◆ Task item:
Line by line, retype the material exactly and leave each picture out.

◆ Data records:

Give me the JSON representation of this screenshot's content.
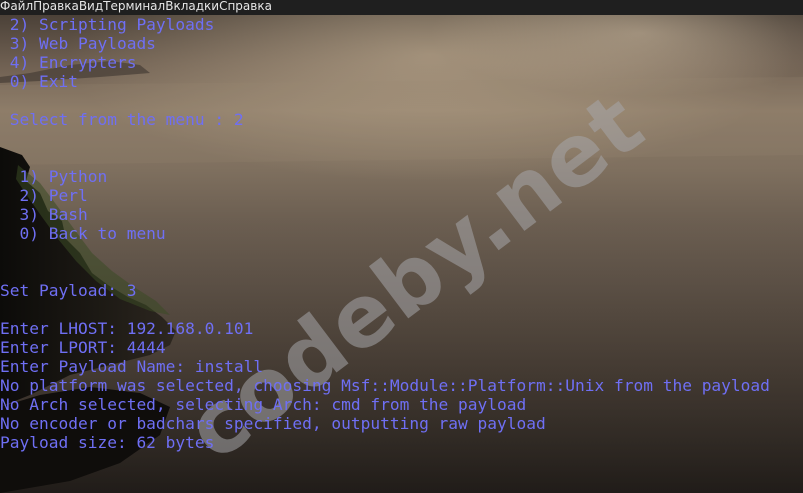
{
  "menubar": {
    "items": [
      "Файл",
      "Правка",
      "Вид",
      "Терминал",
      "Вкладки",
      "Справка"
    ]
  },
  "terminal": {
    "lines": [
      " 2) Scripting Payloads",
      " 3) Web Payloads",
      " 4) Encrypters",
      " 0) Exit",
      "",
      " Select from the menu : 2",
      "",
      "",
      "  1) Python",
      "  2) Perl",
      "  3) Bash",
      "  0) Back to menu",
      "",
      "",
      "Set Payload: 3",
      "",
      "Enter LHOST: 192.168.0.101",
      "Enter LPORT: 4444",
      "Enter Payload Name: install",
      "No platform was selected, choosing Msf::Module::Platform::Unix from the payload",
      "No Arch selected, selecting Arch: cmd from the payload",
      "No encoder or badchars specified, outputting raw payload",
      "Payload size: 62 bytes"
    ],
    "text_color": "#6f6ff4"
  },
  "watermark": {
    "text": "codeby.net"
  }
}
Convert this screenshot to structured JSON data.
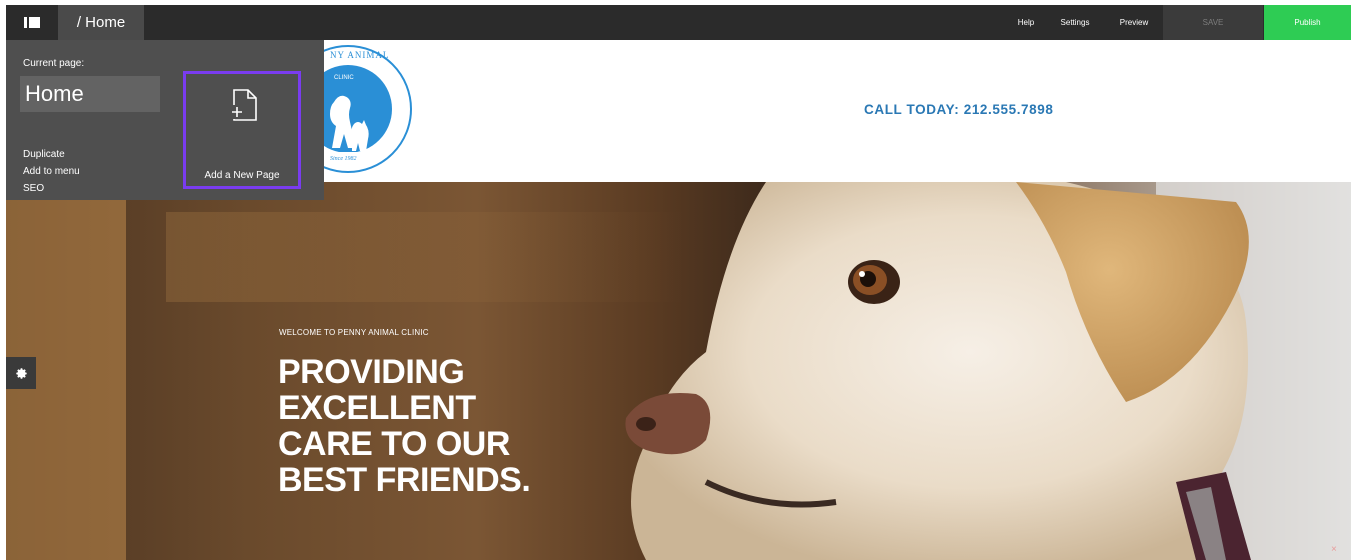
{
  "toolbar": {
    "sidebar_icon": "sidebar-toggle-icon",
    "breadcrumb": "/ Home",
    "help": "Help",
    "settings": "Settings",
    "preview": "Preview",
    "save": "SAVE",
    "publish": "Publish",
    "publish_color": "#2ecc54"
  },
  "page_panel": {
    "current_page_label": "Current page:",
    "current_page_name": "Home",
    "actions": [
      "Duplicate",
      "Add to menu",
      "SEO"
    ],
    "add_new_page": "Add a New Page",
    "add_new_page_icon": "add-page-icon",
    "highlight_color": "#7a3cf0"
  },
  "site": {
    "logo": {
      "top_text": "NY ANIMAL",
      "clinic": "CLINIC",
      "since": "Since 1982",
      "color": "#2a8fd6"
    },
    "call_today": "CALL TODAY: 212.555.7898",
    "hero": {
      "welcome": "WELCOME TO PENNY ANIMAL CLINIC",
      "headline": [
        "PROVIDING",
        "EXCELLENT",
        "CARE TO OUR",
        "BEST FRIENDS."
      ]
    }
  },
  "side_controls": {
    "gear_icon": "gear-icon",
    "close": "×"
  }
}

◆ Response to this exercise:
Give me the JSON representation of this screenshot's content.
{
  "menubar": {
    "items": [
      "Файл",
      "Правка",
      "Вид",
      "Терминал",
      "Вкладки",
      "Справка"
    ]
  },
  "terminal": {
    "lines": [
      " 2) Scripting Payloads",
      " 3) Web Payloads",
      " 4) Encrypters",
      " 0) Exit",
      "",
      " Select from the menu : 2",
      "",
      "",
      "  1) Python",
      "  2) Perl",
      "  3) Bash",
      "  0) Back to menu",
      "",
      "",
      "Set Payload: 3",
      "",
      "Enter LHOST: 192.168.0.101",
      "Enter LPORT: 4444",
      "Enter Payload Name: install",
      "No platform was selected, choosing Msf::Module::Platform::Unix from the payload",
      "No Arch selected, selecting Arch: cmd from the payload",
      "No encoder or badchars specified, outputting raw payload",
      "Payload size: 62 bytes"
    ],
    "text_color": "#6f6ff4"
  },
  "watermark": {
    "text": "codeby.net"
  }
}
Convert this screenshot to structured JSON data.
{
  "toolbar": {
    "sidebar_icon": "sidebar-toggle-icon",
    "breadcrumb": "/ Home",
    "help": "Help",
    "settings": "Settings",
    "preview": "Preview",
    "save": "SAVE",
    "publish": "Publish",
    "publish_color": "#2ecc54"
  },
  "page_panel": {
    "current_page_label": "Current page:",
    "current_page_name": "Home",
    "actions": [
      "Duplicate",
      "Add to menu",
      "SEO"
    ],
    "add_new_page": "Add a New Page",
    "add_new_page_icon": "add-page-icon",
    "highlight_color": "#7a3cf0"
  },
  "site": {
    "logo": {
      "top_text": "NY ANIMAL",
      "clinic": "CLINIC",
      "since": "Since 1982",
      "color": "#2a8fd6"
    },
    "call_today": "CALL TODAY: 212.555.7898",
    "hero": {
      "welcome": "WELCOME TO PENNY ANIMAL CLINIC",
      "headline": [
        "PROVIDING",
        "EXCELLENT",
        "CARE TO OUR",
        "BEST FRIENDS."
      ]
    }
  },
  "side_controls": {
    "gear_icon": "gear-icon",
    "close": "×"
  }
}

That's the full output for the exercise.